- **PROMPT**
The response should be the records below, repeated exactly, with each picture left out.

┌────────

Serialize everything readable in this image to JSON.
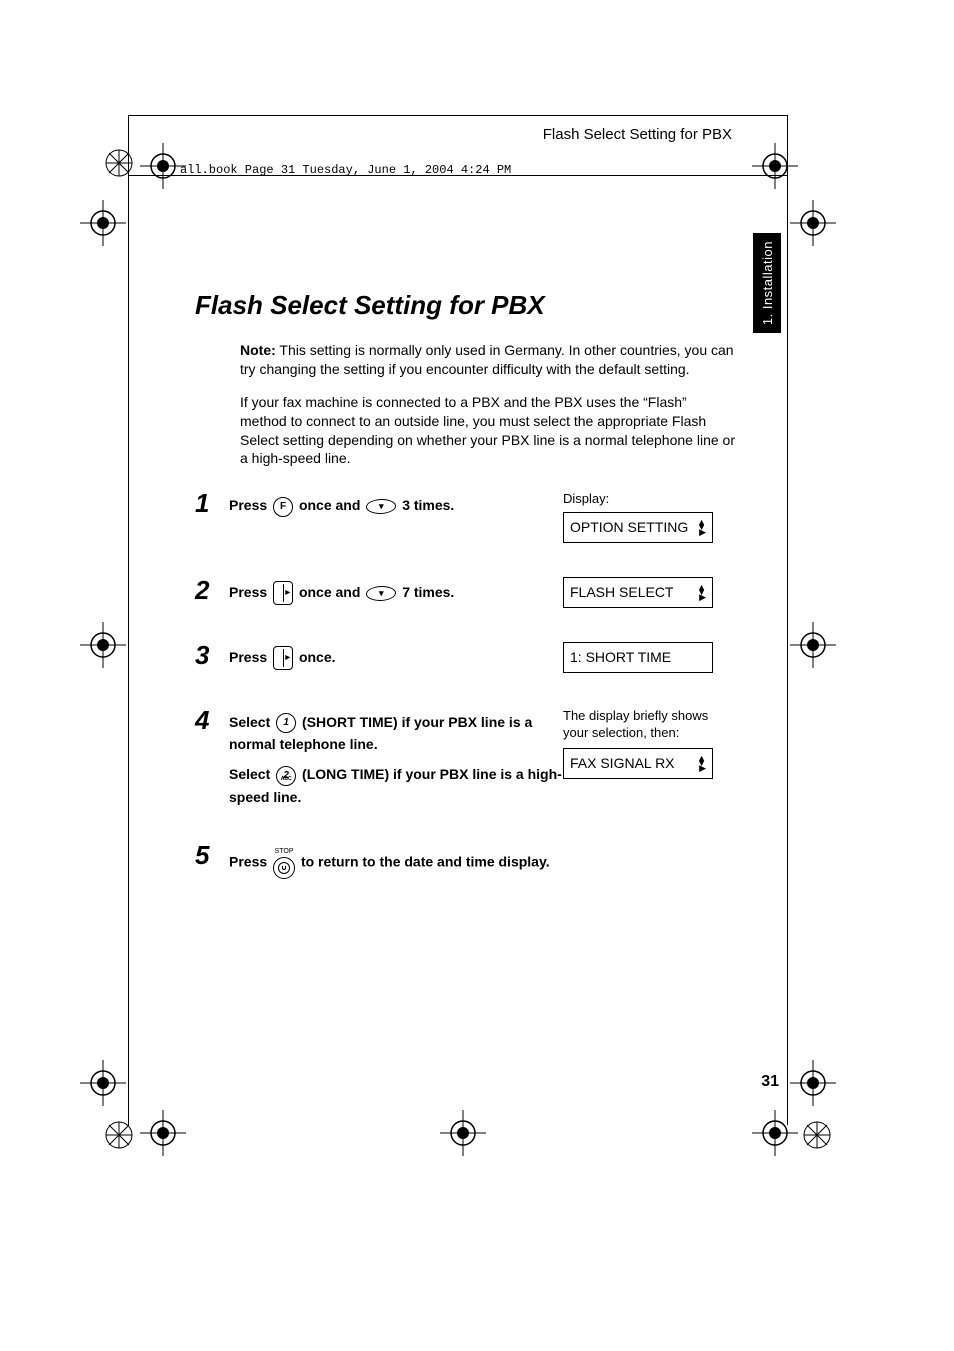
{
  "meta": {
    "book_line": "all.book  Page 31  Tuesday, June 1, 2004  4:24 PM"
  },
  "running_head": "Flash Select Setting for PBX",
  "side_tab": "1. Installation",
  "title": "Flash Select Setting for PBX",
  "intro": {
    "note_label": "Note:",
    "note_text": " This setting is normally only used in Germany. In other countries, you can try changing the setting if you encounter difficulty with the default setting.",
    "p2": "If your fax machine is connected to a PBX and the PBX uses the “Flash” method to connect to an outside line, you must select the appropriate Flash Select setting depending on whether your PBX line is a normal telephone line or a high-speed line."
  },
  "steps": {
    "s1": {
      "num": "1",
      "t1": "Press ",
      "btn_f": "F",
      "t2": " once  and ",
      "t3": " 3 times.",
      "display_label": "Display:",
      "display_value": "OPTION SETTING"
    },
    "s2": {
      "num": "2",
      "t1": "Press ",
      "t2": " once and ",
      "t3": " 7 times.",
      "display_value": "FLASH SELECT"
    },
    "s3": {
      "num": "3",
      "t1": "Press ",
      "t2": " once.",
      "display_value": "1: SHORT TIME"
    },
    "s4": {
      "num": "4",
      "t1": "Select ",
      "btn_1": "1",
      "t2": " (SHORT TIME) if your PBX line is a normal telephone line.",
      "t3": "Select ",
      "btn_2": "2",
      "btn_2_sub": "ABC",
      "t4": " (LONG TIME) if your PBX line is a high-speed line.",
      "right_note": "The display briefly shows your selection, then:",
      "display_value": "FAX SIGNAL RX"
    },
    "s5": {
      "num": "5",
      "t1": "Press ",
      "stop_label": "STOP",
      "t2": " to return to the date and time display."
    }
  },
  "page_number": "31"
}
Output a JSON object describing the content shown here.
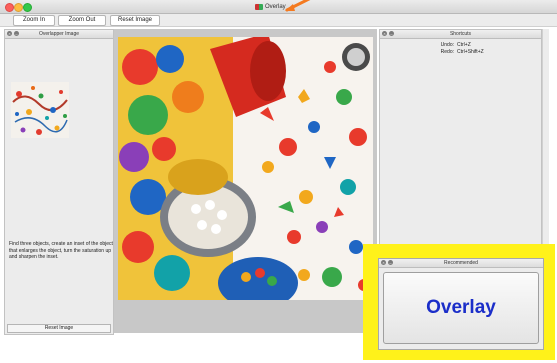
{
  "window": {
    "title": "Overlay",
    "traffic_lights": [
      "close",
      "minimize",
      "maximize"
    ]
  },
  "toolbar": {
    "zoom_in_label": "Zoom In",
    "zoom_out_label": "Zoom Out",
    "reset_image_label": "Reset Image"
  },
  "left_panel": {
    "title": "Overlapper Image",
    "instructions": "Find three objects, create an inset of the object that enlarges the object, turn the saturation up and sharpen the inset.",
    "reset_button_label": "Reset Image"
  },
  "right_panel": {
    "title": "Shortcuts",
    "shortcuts": [
      {
        "action": "Undo:",
        "keys": "Ctrl+Z"
      },
      {
        "action": "Redo:",
        "keys": "Ctrl+Shift+Z"
      }
    ]
  },
  "recommended_panel": {
    "title": "Recommended",
    "button_label": "Overlay"
  },
  "colors": {
    "highlight": "#fff21a",
    "overlay_text": "#1b2ec9",
    "annotation_arrow": "#f47a20"
  },
  "icons": {
    "panel_close": "close-icon",
    "panel_minimize": "minimize-icon",
    "app": "app-icon"
  }
}
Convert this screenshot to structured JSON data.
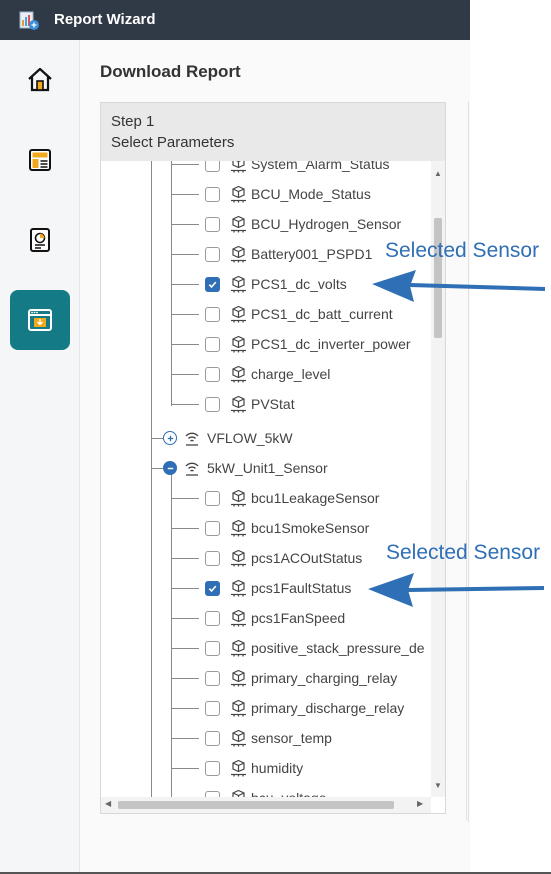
{
  "app": {
    "title": "Report Wizard"
  },
  "sidebar": {
    "items": [
      {
        "name": "home-icon",
        "active": false
      },
      {
        "name": "report-icon",
        "active": false
      },
      {
        "name": "dashboard-icon",
        "active": false
      },
      {
        "name": "download-report-icon",
        "active": true
      }
    ]
  },
  "main": {
    "page_title": "Download Report",
    "step": {
      "number": "Step 1",
      "subtitle": "Select Parameters"
    }
  },
  "tree": {
    "group1_items": [
      {
        "label": "System_Alarm_Status",
        "checked": false
      },
      {
        "label": "BCU_Mode_Status",
        "checked": false
      },
      {
        "label": "BCU_Hydrogen_Sensor",
        "checked": false
      },
      {
        "label": "Battery001_PSPD1",
        "checked": false
      },
      {
        "label": "PCS1_dc_volts",
        "checked": true
      },
      {
        "label": "PCS1_dc_batt_current",
        "checked": false
      },
      {
        "label": "PCS1_dc_inverter_power",
        "checked": false
      },
      {
        "label": "charge_level",
        "checked": false
      },
      {
        "label": "PVStat",
        "checked": false
      }
    ],
    "node_vflow": {
      "label": "VFLOW_5kW",
      "expanded": false
    },
    "node_5kw": {
      "label": "5kW_Unit1_Sensor",
      "expanded": true
    },
    "group2_items": [
      {
        "label": "bcu1LeakageSensor",
        "checked": false
      },
      {
        "label": "bcu1SmokeSensor",
        "checked": false
      },
      {
        "label": "pcs1ACOutStatus",
        "checked": false
      },
      {
        "label": "pcs1FaultStatus",
        "checked": true
      },
      {
        "label": "pcs1FanSpeed",
        "checked": false
      },
      {
        "label": "positive_stack_pressure_de",
        "checked": false
      },
      {
        "label": "primary_charging_relay",
        "checked": false
      },
      {
        "label": "primary_discharge_relay",
        "checked": false
      },
      {
        "label": "sensor_temp",
        "checked": false
      },
      {
        "label": "humidity",
        "checked": false
      },
      {
        "label": "bcu_voltage",
        "checked": false
      }
    ]
  },
  "annotations": [
    {
      "label": "Selected Sensor"
    },
    {
      "label": "Selected Sensor"
    }
  ],
  "colors": {
    "topbar": "#2f3a46",
    "accent_teal": "#137a86",
    "checkbox_blue": "#2f6fb5",
    "annotation_blue": "#2f6fb5"
  }
}
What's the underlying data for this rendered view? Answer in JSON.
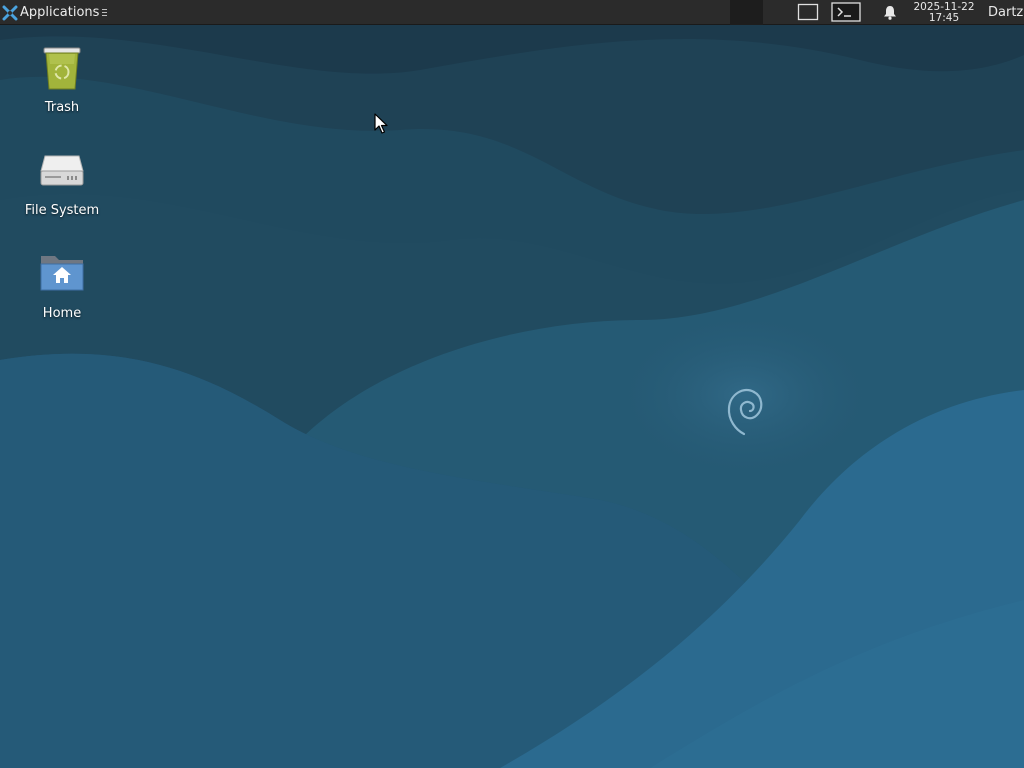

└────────

- **ANSWER BELOW**
Serialize everything readable in this image to JSON.
{
  "meta": {
    "book_line": "all.book  Page 31  Tuesday, June 1, 2004  4:24 PM"
  },
  "running_head": "Flash Select Setting for PBX",
  "side_tab": "1. Installation",
  "title": "Flash Select Setting for PBX",
  "intro": {
    "note_label": "Note:",
    "note_text": " This setting is normally only used in Germany. In other countries, you can try changing the setting if you encounter difficulty with the default setting.",
    "p2": "If your fax machine is connected to a PBX and the PBX uses the “Flash” method to connect to an outside line, you must select the appropriate Flash Select setting depending on whether your PBX line is a normal telephone line or a high-speed line."
  },
  "steps": {
    "s1": {
      "num": "1",
      "t1": "Press ",
      "btn_f": "F",
      "t2": " once  and ",
      "t3": " 3 times.",
      "display_label": "Display:",
      "display_value": "OPTION SETTING"
    },
    "s2": {
      "num": "2",
      "t1": "Press ",
      "t2": " once and ",
      "t3": " 7 times.",
      "display_value": "FLASH SELECT"
    },
    "s3": {
      "num": "3",
      "t1": "Press ",
      "t2": " once.",
      "display_value": "1: SHORT TIME"
    },
    "s4": {
      "num": "4",
      "t1": "Select ",
      "btn_1": "1",
      "t2": " (SHORT TIME) if your PBX line is a normal telephone line.",
      "t3": "Select ",
      "btn_2": "2",
      "btn_2_sub": "ABC",
      "t4": " (LONG TIME) if your PBX line is a high-speed line.",
      "right_note": "The display briefly shows your selection, then:",
      "display_value": "FAX SIGNAL RX"
    },
    "s5": {
      "num": "5",
      "t1": "Press ",
      "stop_label": "STOP",
      "t2": " to return to the date and time display."
    }
  },
  "page_number": "31"
}
Output a JSON object describing the content shown here.
{
  "window": {
    "title": "Overlay",
    "traffic_lights": [
      "close",
      "minimize",
      "maximize"
    ]
  },
  "toolbar": {
    "zoom_in_label": "Zoom In",
    "zoom_out_label": "Zoom Out",
    "reset_image_label": "Reset Image"
  },
  "left_panel": {
    "title": "Overlapper Image",
    "instructions": "Find three objects, create an inset of the object that enlarges the object, turn the saturation up and sharpen the inset.",
    "reset_button_label": "Reset Image"
  },
  "right_panel": {
    "title": "Shortcuts",
    "shortcuts": [
      {
        "action": "Undo:",
        "keys": "Ctrl+Z"
      },
      {
        "action": "Redo:",
        "keys": "Ctrl+Shift+Z"
      }
    ]
  },
  "recommended_panel": {
    "title": "Recommended",
    "button_label": "Overlay"
  },
  "colors": {
    "highlight": "#fff21a",
    "overlay_text": "#1b2ec9",
    "annotation_arrow": "#f47a20"
  },
  "icons": {
    "panel_close": "close-icon",
    "panel_minimize": "minimize-icon",
    "app": "app-icon"
  }
}
Convert this screenshot to structured JSON data.
{
  "app": {
    "title": "Report Wizard"
  },
  "sidebar": {
    "items": [
      {
        "name": "home-icon",
        "active": false
      },
      {
        "name": "report-icon",
        "active": false
      },
      {
        "name": "dashboard-icon",
        "active": false
      },
      {
        "name": "download-report-icon",
        "active": true
      }
    ]
  },
  "main": {
    "page_title": "Download Report",
    "step": {
      "number": "Step 1",
      "subtitle": "Select Parameters"
    }
  },
  "tree": {
    "group1_items": [
      {
        "label": "System_Alarm_Status",
        "checked": false
      },
      {
        "label": "BCU_Mode_Status",
        "checked": false
      },
      {
        "label": "BCU_Hydrogen_Sensor",
        "checked": false
      },
      {
        "label": "Battery001_PSPD1",
        "checked": false
      },
      {
        "label": "PCS1_dc_volts",
        "checked": true
      },
      {
        "label": "PCS1_dc_batt_current",
        "checked": false
      },
      {
        "label": "PCS1_dc_inverter_power",
        "checked": false
      },
      {
        "label": "charge_level",
        "checked": false
      },
      {
        "label": "PVStat",
        "checked": false
      }
    ],
    "node_vflow": {
      "label": "VFLOW_5kW",
      "expanded": false
    },
    "node_5kw": {
      "label": "5kW_Unit1_Sensor",
      "expanded": true
    },
    "group2_items": [
      {
        "label": "bcu1LeakageSensor",
        "checked": false
      },
      {
        "label": "bcu1SmokeSensor",
        "checked": false
      },
      {
        "label": "pcs1ACOutStatus",
        "checked": false
      },
      {
        "label": "pcs1FaultStatus",
        "checked": true
      },
      {
        "label": "pcs1FanSpeed",
        "checked": false
      },
      {
        "label": "positive_stack_pressure_de",
        "checked": false
      },
      {
        "label": "primary_charging_relay",
        "checked": false
      },
      {
        "label": "primary_discharge_relay",
        "checked": false
      },
      {
        "label": "sensor_temp",
        "checked": false
      },
      {
        "label": "humidity",
        "checked": false
      },
      {
        "label": "bcu_voltage",
        "checked": false
      }
    ]
  },
  "annotations": [
    {
      "label": "Selected Sensor"
    },
    {
      "label": "Selected Sensor"
    }
  ],
  "colors": {
    "topbar": "#2f3a46",
    "accent_teal": "#137a86",
    "checkbox_blue": "#2f6fb5",
    "annotation_blue": "#2f6fb5"
  }
}
What's the underlying data for this rendered view? Answer in JSON.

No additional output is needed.